In an SoC design that includes an embedded DSP, for example a base station for a wireless application, the traditional development process involves four different design teams. First, the signal processing team, comprised of highly specialized engineers, defines an algorithm at high level of abstraction, commonly using Matlab-like coding. Once pleased with the results,they pass their creation on to the DSP design team to implement it either on the DSP or, when not feasible, in one or more co-processors. The two teams come from different backgrounds, possess different skills, use different development tools and methods, and habitually mis-communicate blaming each other. The scenario leads to multiple iterations between them until they agree on a result. The real problem is, each iteration may take weeks.

Once the DSP design is satisfactory, it is dispatched to the SOC hardware team that incorporates it into the SoC, and to the embedded software team that develops the supporting software stack.

Vsora envisioned a development environment that unifies the two DSP teams into the algorithmic team, giving them the tools to fine tune the algorithms until ready to be deployed in the SoC. They can perform “what-if”analysis, try different configurations, size each core for performance, power, orarea, generate multiple version of the DSP and compare them without implementing the actual hardware. Once pleased with the results, they forward the MSP to the SOC hardware and software development teams.

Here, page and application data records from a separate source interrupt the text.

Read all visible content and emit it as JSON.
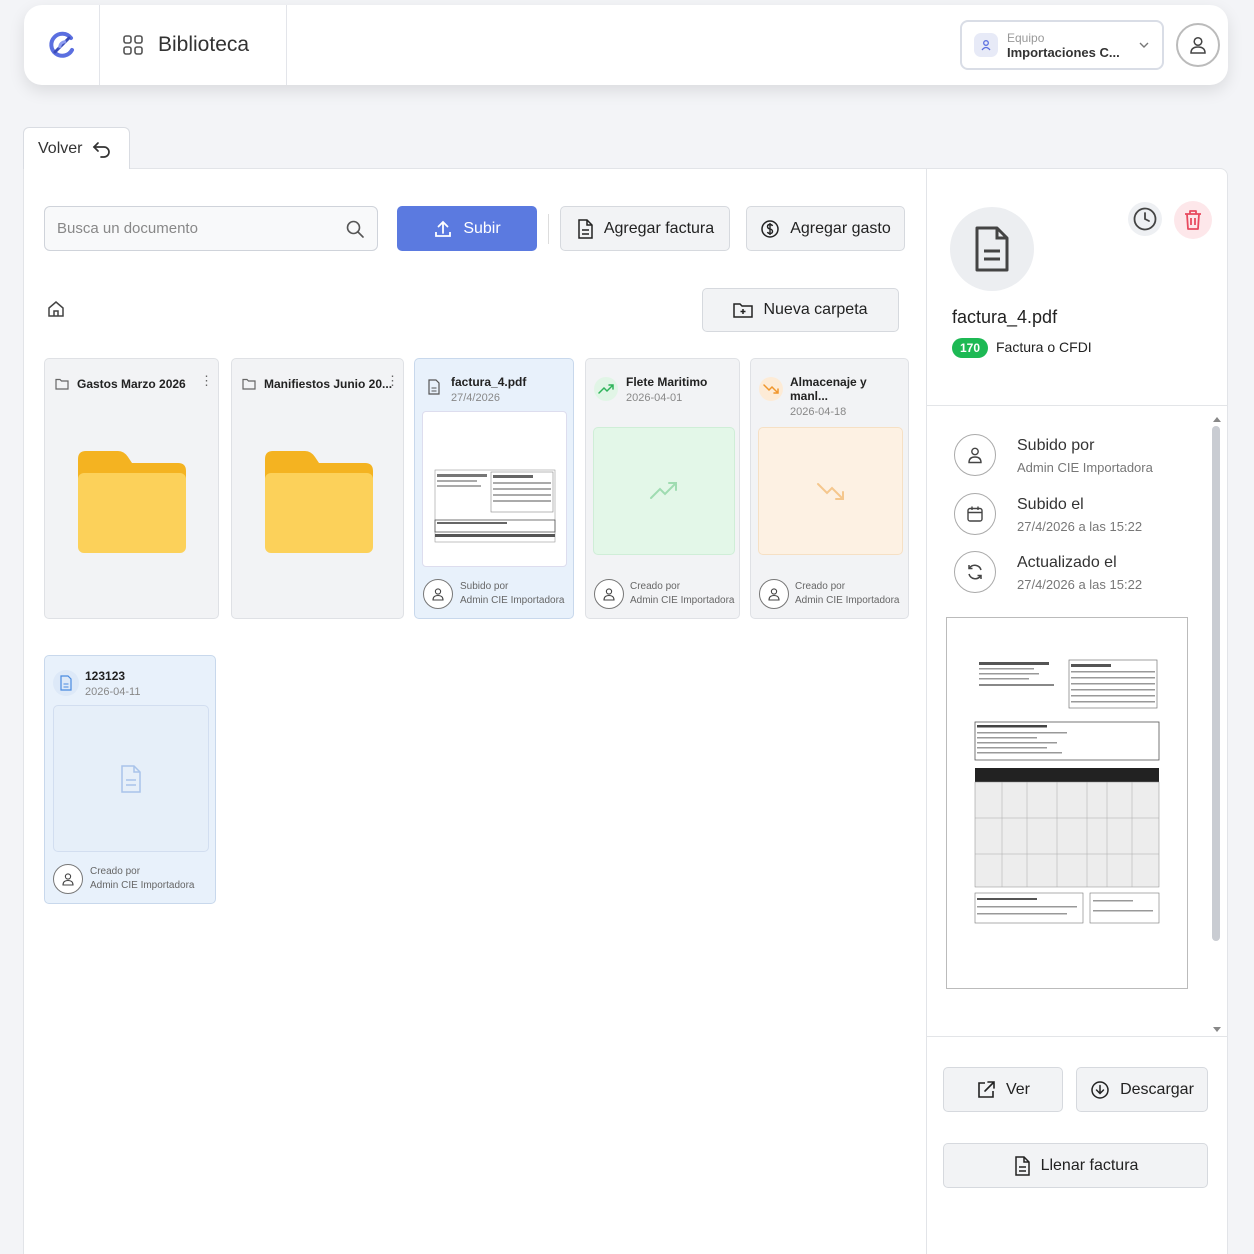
{
  "header": {
    "title": "Biblioteca",
    "team_label": "Equipo",
    "team_name": "Importaciones C..."
  },
  "back_label": "Volver",
  "toolbar": {
    "search_placeholder": "Busca un documento",
    "upload_label": "Subir",
    "add_invoice_label": "Agregar factura",
    "add_expense_label": "Agregar gasto",
    "new_folder_label": "Nueva carpeta"
  },
  "folders": [
    {
      "name": "Gastos Marzo 2026"
    },
    {
      "name": "Manifiestos Junio 20..."
    }
  ],
  "documents": [
    {
      "name": "factura_4.pdf",
      "date": "27/4/2026",
      "by_label": "Subido por",
      "by": "Admin CIE Importadora"
    },
    {
      "name": "Flete Maritimo",
      "date": "2026-04-01",
      "by_label": "Creado por",
      "by": "Admin CIE Importadora"
    },
    {
      "name": "Almacenaje y manl...",
      "date": "2026-04-18",
      "by_label": "Creado por",
      "by": "Admin CIE Importadora"
    },
    {
      "name": "123123",
      "date": "2026-04-11",
      "by_label": "Creado por",
      "by": "Admin CIE Importadora"
    }
  ],
  "detail": {
    "file_name": "factura_4.pdf",
    "badge": "170",
    "type": "Factura o CFDI",
    "uploaded_by_label": "Subido por",
    "uploaded_by": "Admin CIE Importadora",
    "uploaded_on_label": "Subido el",
    "uploaded_on": "27/4/2026 a las 15:22",
    "updated_label": "Actualizado el",
    "updated_on": "27/4/2026 a las 15:22",
    "view_label": "Ver",
    "download_label": "Descargar",
    "fill_label": "Llenar factura"
  },
  "colors": {
    "accent": "#5b7ae0",
    "folder": "#fcd15a",
    "badge": "#1db954",
    "delete": "#e84a5f"
  }
}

The approach eliminates the detrimental iterations and accelerates the development schedule by few months.


As a cheery-on-the-cake, the team is also setting up the VSORA MSP development environment on the Amazon Web Services FPGA (AWS-F1) cloud. Engineers will be able to access the VSORA development environment and fine tune their algorithms while mapping it directly to the DSP. They will be able to reduce the simulation time of the implemented DSP by factor of 10s compared to simulation of the algorithmic model running on a PC, and eliminate the risk that abstract and implemented models may differ. Signal processing engineers will be able to define and implement their algorithms and verify them on a “prototyping-like”platform within minutes. This leads to better system/cost optimization at the early stage of the project and avoid significant upfront investments to setup a traditional development environment.

The upcoming 5G standard, heavily reliant on DSP technology, is posing new and steep challenges to the engineering community,stressing the traditional DSP development flow. The adoption of millimeter waves, MIMO, and other advanced technologies requires lots of processing power,creating a golden opportunity for the VSORA approach.

Recently VSORA closed their first round of funding from Omnes Capital, Partech Ventures, and few Angel Investors.Definitely, there must be something unique in the DNA of the French engineering community.

Share this post via:


One Reply to “DSP SoC a la Française”

You must register or log in to view/post comments.